What I mean by that is, when you create a VM using the vVol architecture all of the “configuration” needed for that VM is handled by the ESXi host and the VASA provider. This is true for both the VMs and the vSphere-HA vVol that is created (when that feature is in use).
When a VM is created, powered on, powered off, etc the ESXi host makes calls to the VASA provider, which translates to tasks within the FlashArray, and appropriate actions are taken. Most of the time there is only a single host that will have a “bind” on individual VMs, which is much different than VMFS obviously. It is all handled dynamically by VMware and you won’t often see multiple hosts needing access to the same vVol.

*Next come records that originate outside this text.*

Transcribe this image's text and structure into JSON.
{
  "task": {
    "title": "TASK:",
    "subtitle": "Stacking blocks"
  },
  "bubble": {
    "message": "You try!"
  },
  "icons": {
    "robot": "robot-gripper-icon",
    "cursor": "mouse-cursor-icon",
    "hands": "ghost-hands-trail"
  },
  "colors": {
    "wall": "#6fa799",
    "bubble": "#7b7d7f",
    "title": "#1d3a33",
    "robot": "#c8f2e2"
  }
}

There are some scenarios however where you will. Once such scenario is if you are vMotioning a VM from one ESXi host to another. During the last phase of the vMotion (and for a short time after) you will notice that there are 2 connections listed (one for each ESXi host). This is all being managed by VMware and is not only okay but expected… as towards the end both hosts need temporary access to the config vVol to make necessary updates.
Another common scenario is when vSphere-HA needs to make updates to a VM but that VM doesn’t reside on the “Master” HA node. You can see a temporary bind request (connection) sent from the Master node to perform whatever update is required for the specified task. Once the task is completed it will unbind and the connection will no longer be present.
These are just two scenarios of several that you might see. Since it is all managed by VMware and VASA you do not need to worry about these warnings reported in the GUI unless otherwise noted by Pure Storage support or employees.
NOTE: I want to reiterate, you should not need to manually configure vVols to have access to the ESXi hosts. If you do, something is wrong and you should contact support to determine what is happening and how to fix it. If you have manually configured anything for vVols (often times it is the vSphere HA vVol people do this with) then please unconfigure and allow ESXi and VASA to maintain the configuration and mappings.
So what’s the “Quick n Dirty” of it all?
- This warning is to ensure end-users / storage admins are only mapping volumes to the proper host groups or hosts that the volumes belong to.
- It is only precautionary and can be ignored if your environment is meant to be configured with a volume being accessed by multiple host groups or individual hosts.
- vVols is expected to report this warning from time to time and, as long as they are not reported for longer than 10-15 minutes, are nothing to be concerned with.
If you have any questions surrounding this information please let me know. If you are ever in doubt, and need peace of mind, please open a ticket with Pure Storage support and they should be able to help you out in no time! 🙂